**THE DATA:**
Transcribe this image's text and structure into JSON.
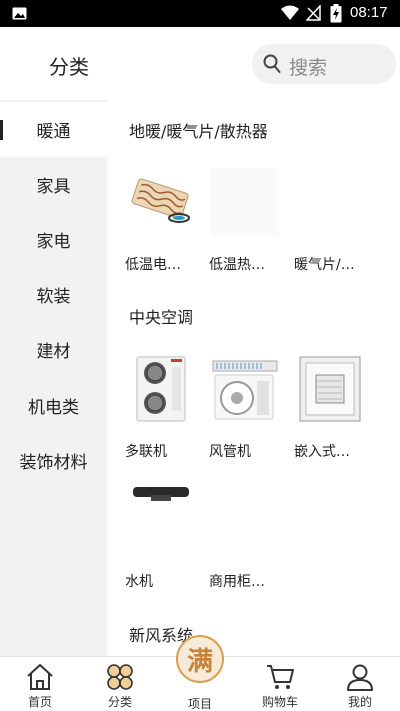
{
  "status_bar": {
    "time": "08:17",
    "icons": [
      "image-icon",
      "wifi-icon",
      "signal-off-icon",
      "battery-charging-icon"
    ]
  },
  "header": {
    "title": "分类",
    "search_placeholder": "搜索",
    "search_icon": "search-icon"
  },
  "sidebar": {
    "items": [
      {
        "label": "暖通",
        "active": true
      },
      {
        "label": "家具",
        "active": false
      },
      {
        "label": "家电",
        "active": false
      },
      {
        "label": "软装",
        "active": false
      },
      {
        "label": "建材",
        "active": false
      },
      {
        "label": "机电类",
        "active": false
      },
      {
        "label": "装饰材料",
        "active": false
      }
    ]
  },
  "content": {
    "sections": [
      {
        "title": "地暖/暖气片/散热器",
        "products": [
          "低温电…",
          "低温热…",
          "暖气片/…"
        ]
      },
      {
        "title": "中央空调",
        "products": [
          "多联机",
          "风管机",
          "嵌入式…",
          "水机",
          "商用柜…"
        ]
      },
      {
        "title": "新风系统",
        "products": []
      }
    ]
  },
  "tabbar": {
    "tabs": [
      {
        "label": "首页",
        "icon": "home-icon"
      },
      {
        "label": "分类",
        "icon": "category-icon"
      },
      {
        "label": "项目",
        "icon": "project-badge",
        "badge_text": "满"
      },
      {
        "label": "购物车",
        "icon": "cart-icon"
      },
      {
        "label": "我的",
        "icon": "user-icon"
      }
    ]
  },
  "colors": {
    "sidebar_bg": "#f2f2f2",
    "search_bg": "#f1f1f1",
    "badge_accent": "#d9a055"
  }
}
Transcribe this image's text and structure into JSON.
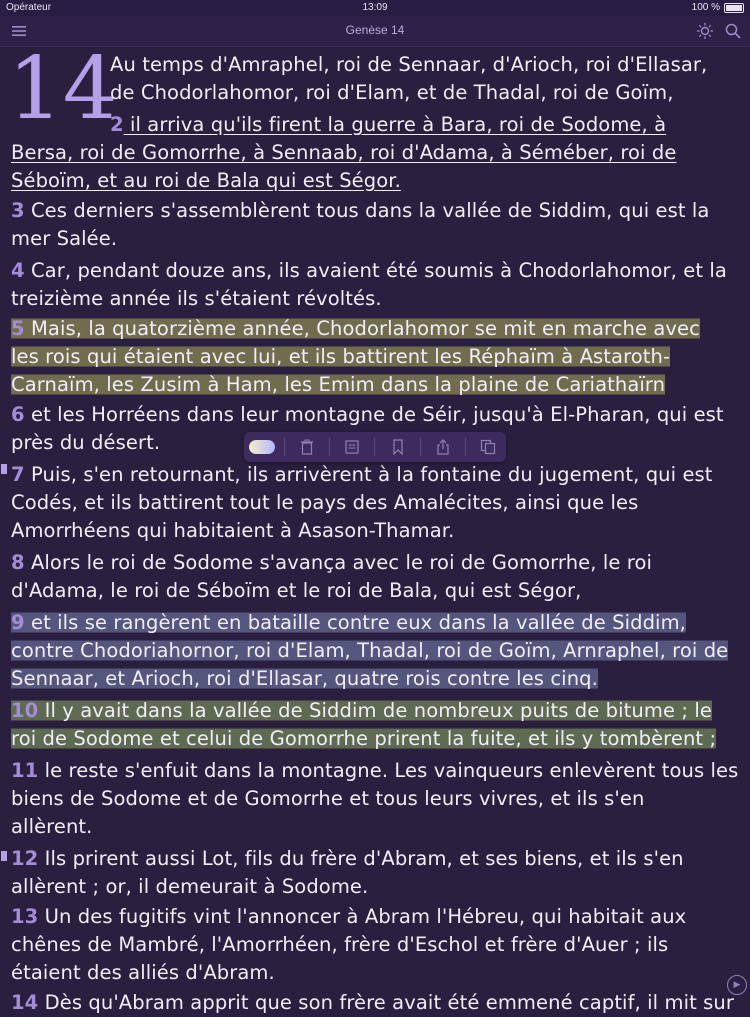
{
  "status": {
    "carrier": "Opérateur",
    "time": "13:09",
    "battery": "100 %"
  },
  "navbar": {
    "title": "Genèse 14"
  },
  "chapter": {
    "number": "14",
    "verses": [
      {
        "n": "",
        "text": "Au temps d'Amraphel, roi de Sennaar, d'Arioch, roi d'Ellasar,"
      },
      {
        "n": "",
        "text": "de Chodorlahomor, roi d'Elam, et de Thadal, roi de Goïm,"
      },
      {
        "n": "2",
        "text": " il arriva qu'ils firent la guerre à Bara, roi de Sodome, à"
      },
      {
        "n": "",
        "text": "Bersa, roi de Gomorrhe, à Sennaab, roi d'Adama, à Séméber, roi de"
      },
      {
        "n": "",
        "text": "Séboïm, et au roi de Bala qui est Ségor."
      },
      {
        "n": "3",
        "text": " Ces derniers s'assemblèrent tous dans la vallée de Siddim, qui est la"
      },
      {
        "n": "",
        "text": "mer Salée."
      },
      {
        "n": "4",
        "text": " Car, pendant douze ans, ils avaient été soumis à Chodorlahomor, et la"
      },
      {
        "n": "",
        "text": "treizième année ils s'étaient révoltés."
      },
      {
        "n": "5",
        "text": " Mais, la quatorzième année, Chodorlahomor se mit en marche avec"
      },
      {
        "n": "",
        "text": "les rois qui étaient avec lui, et ils battirent les Réphaïm à Astaroth-"
      },
      {
        "n": "",
        "text": "Carnaïm, les Zusim à Ham, les Emim dans la plaine de Cariathaïrn"
      },
      {
        "n": "6",
        "text": " et les Horréens dans leur montagne de Séir, jusqu'à El-Pharan, qui est"
      },
      {
        "n": "",
        "text": "près du désert."
      },
      {
        "n": "7",
        "text": " Puis, s'en retournant, ils arrivèrent à la fontaine du jugement, qui est"
      },
      {
        "n": "",
        "text": "Codés, et ils battirent tout le pays des Amalécites, ainsi que les"
      },
      {
        "n": "",
        "text": "Amorrhéens qui habitaient à Asason-Thamar."
      },
      {
        "n": "8",
        "text": " Alors le roi de Sodome s'avança avec le roi de Gomorrhe, le roi"
      },
      {
        "n": "",
        "text": "d'Adama, le roi de Séboïm et le roi de Bala, qui est Ségor,"
      },
      {
        "n": "9",
        "text": " et ils se rangèrent en bataille contre eux dans la vallée de Siddim,"
      },
      {
        "n": "",
        "text": "contre Chodoriahornor, roi d'Elam, Thadal, roi de Goïm, Arnraphel, roi de"
      },
      {
        "n": "",
        "text": "Sennaar, et Arioch, roi d'Ellasar, quatre rois contre les cinq."
      },
      {
        "n": "10",
        "text": " Il y avait dans la vallée de Siddim de nombreux puits de bitume ; le"
      },
      {
        "n": "",
        "text": "roi de Sodome et celui de Gomorrhe prirent la fuite, et ils y tombèrent ;"
      },
      {
        "n": "11",
        "text": " le reste s'enfuit dans la montagne. Les vainqueurs enlevèrent tous les"
      },
      {
        "n": "",
        "text": "biens de Sodome et de Gomorrhe et tous leurs vivres, et ils s'en"
      },
      {
        "n": "",
        "text": "allèrent."
      },
      {
        "n": "12",
        "text": " Ils prirent aussi Lot, fils du frère d'Abram, et ses biens, et ils s'en"
      },
      {
        "n": "",
        "text": "allèrent ; or, il demeurait à Sodome."
      },
      {
        "n": "13",
        "text": " Un des fugitifs vint l'annoncer à Abram l'Hébreu, qui habitait aux"
      },
      {
        "n": "",
        "text": "chênes de Mambré, l'Amorrhéen, frère d'Eschol et frère d'Auer ; ils"
      },
      {
        "n": "",
        "text": "étaient des alliés d'Abram."
      },
      {
        "n": "14",
        "text": " Dès qu'Abram apprit que son frère avait été emmené captif, il mit sur"
      }
    ]
  },
  "toolbar": {
    "items": [
      "toggle-icon",
      "trash-icon",
      "note-icon",
      "bookmark-icon",
      "share-icon",
      "copy-icon"
    ]
  },
  "colors": {
    "background": "#2b1f40",
    "highlight_yellow": "#abac5a",
    "highlight_blue": "#707aa8",
    "highlight_green": "#809c5c",
    "verse_number": "#a38dd6"
  }
}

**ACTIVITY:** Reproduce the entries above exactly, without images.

**TASK SOLUTION:**
Transcribe this image's text and structure into JSON.
{
  "status_bar": {
    "time": "08:17",
    "icons": [
      "image-icon",
      "wifi-icon",
      "signal-off-icon",
      "battery-charging-icon"
    ]
  },
  "header": {
    "title": "分类",
    "search_placeholder": "搜索",
    "search_icon": "search-icon"
  },
  "sidebar": {
    "items": [
      {
        "label": "暖通",
        "active": true
      },
      {
        "label": "家具",
        "active": false
      },
      {
        "label": "家电",
        "active": false
      },
      {
        "label": "软装",
        "active": false
      },
      {
        "label": "建材",
        "active": false
      },
      {
        "label": "机电类",
        "active": false
      },
      {
        "label": "装饰材料",
        "active": false
      }
    ]
  },
  "content": {
    "sections": [
      {
        "title": "地暖/暖气片/散热器",
        "products": [
          "低温电…",
          "低温热…",
          "暖气片/…"
        ]
      },
      {
        "title": "中央空调",
        "products": [
          "多联机",
          "风管机",
          "嵌入式…",
          "水机",
          "商用柜…"
        ]
      },
      {
        "title": "新风系统",
        "products": []
      }
    ]
  },
  "tabbar": {
    "tabs": [
      {
        "label": "首页",
        "icon": "home-icon"
      },
      {
        "label": "分类",
        "icon": "category-icon"
      },
      {
        "label": "项目",
        "icon": "project-badge",
        "badge_text": "满"
      },
      {
        "label": "购物车",
        "icon": "cart-icon"
      },
      {
        "label": "我的",
        "icon": "user-icon"
      }
    ]
  },
  "colors": {
    "sidebar_bg": "#f2f2f2",
    "search_bg": "#f1f1f1",
    "badge_accent": "#d9a055"
  }
}
Transcribe this image's text and structure into JSON.
{
  "status": {
    "carrier": "Opérateur",
    "time": "13:09",
    "battery": "100 %"
  },
  "navbar": {
    "title": "Genèse 14"
  },
  "chapter": {
    "number": "14",
    "verses": [
      {
        "n": "",
        "text": "Au temps d'Amraphel, roi de Sennaar, d'Arioch, roi d'Ellasar,"
      },
      {
        "n": "",
        "text": "de Chodorlahomor, roi d'Elam, et de Thadal, roi de Goïm,"
      },
      {
        "n": "2",
        "text": " il arriva qu'ils firent la guerre à Bara, roi de Sodome, à"
      },
      {
        "n": "",
        "text": "Bersa, roi de Gomorrhe, à Sennaab, roi d'Adama, à Séméber, roi de"
      },
      {
        "n": "",
        "text": "Séboïm, et au roi de Bala qui est Ségor."
      },
      {
        "n": "3",
        "text": " Ces derniers s'assemblèrent tous dans la vallée de Siddim, qui est la"
      },
      {
        "n": "",
        "text": "mer Salée."
      },
      {
        "n": "4",
        "text": " Car, pendant douze ans, ils avaient été soumis à Chodorlahomor, et la"
      },
      {
        "n": "",
        "text": "treizième année ils s'étaient révoltés."
      },
      {
        "n": "5",
        "text": " Mais, la quatorzième année, Chodorlahomor se mit en marche avec"
      },
      {
        "n": "",
        "text": "les rois qui étaient avec lui, et ils battirent les Réphaïm à Astaroth-"
      },
      {
        "n": "",
        "text": "Carnaïm, les Zusim à Ham, les Emim dans la plaine de Cariathaïrn"
      },
      {
        "n": "6",
        "text": " et les Horréens dans leur montagne de Séir, jusqu'à El-Pharan, qui est"
      },
      {
        "n": "",
        "text": "près du désert."
      },
      {
        "n": "7",
        "text": " Puis, s'en retournant, ils arrivèrent à la fontaine du jugement, qui est"
      },
      {
        "n": "",
        "text": "Codés, et ils battirent tout le pays des Amalécites, ainsi que les"
      },
      {
        "n": "",
        "text": "Amorrhéens qui habitaient à Asason-Thamar."
      },
      {
        "n": "8",
        "text": " Alors le roi de Sodome s'avança avec le roi de Gomorrhe, le roi"
      },
      {
        "n": "",
        "text": "d'Adama, le roi de Séboïm et le roi de Bala, qui est Ségor,"
      },
      {
        "n": "9",
        "text": " et ils se rangèrent en bataille contre eux dans la vallée de Siddim,"
      },
      {
        "n": "",
        "text": "contre Chodoriahornor, roi d'Elam, Thadal, roi de Goïm, Arnraphel, roi de"
      },
      {
        "n": "",
        "text": "Sennaar, et Arioch, roi d'Ellasar, quatre rois contre les cinq."
      },
      {
        "n": "10",
        "text": " Il y avait dans la vallée de Siddim de nombreux puits de bitume ; le"
      },
      {
        "n": "",
        "text": "roi de Sodome et celui de Gomorrhe prirent la fuite, et ils y tombèrent ;"
      },
      {
        "n": "11",
        "text": " le reste s'enfuit dans la montagne. Les vainqueurs enlevèrent tous les"
      },
      {
        "n": "",
        "text": "biens de Sodome et de Gomorrhe et tous leurs vivres, et ils s'en"
      },
      {
        "n": "",
        "text": "allèrent."
      },
      {
        "n": "12",
        "text": " Ils prirent aussi Lot, fils du frère d'Abram, et ses biens, et ils s'en"
      },
      {
        "n": "",
        "text": "allèrent ; or, il demeurait à Sodome."
      },
      {
        "n": "13",
        "text": " Un des fugitifs vint l'annoncer à Abram l'Hébreu, qui habitait aux"
      },
      {
        "n": "",
        "text": "chênes de Mambré, l'Amorrhéen, frère d'Eschol et frère d'Auer ; ils"
      },
      {
        "n": "",
        "text": "étaient des alliés d'Abram."
      },
      {
        "n": "14",
        "text": " Dès qu'Abram apprit que son frère avait été emmené captif, il mit sur"
      }
    ]
  },
  "toolbar": {
    "items": [
      "toggle-icon",
      "trash-icon",
      "note-icon",
      "bookmark-icon",
      "share-icon",
      "copy-icon"
    ]
  },
  "colors": {
    "background": "#2b1f40",
    "highlight_yellow": "#abac5a",
    "highlight_blue": "#707aa8",
    "highlight_green": "#809c5c",
    "verse_number": "#a38dd6"
  }
}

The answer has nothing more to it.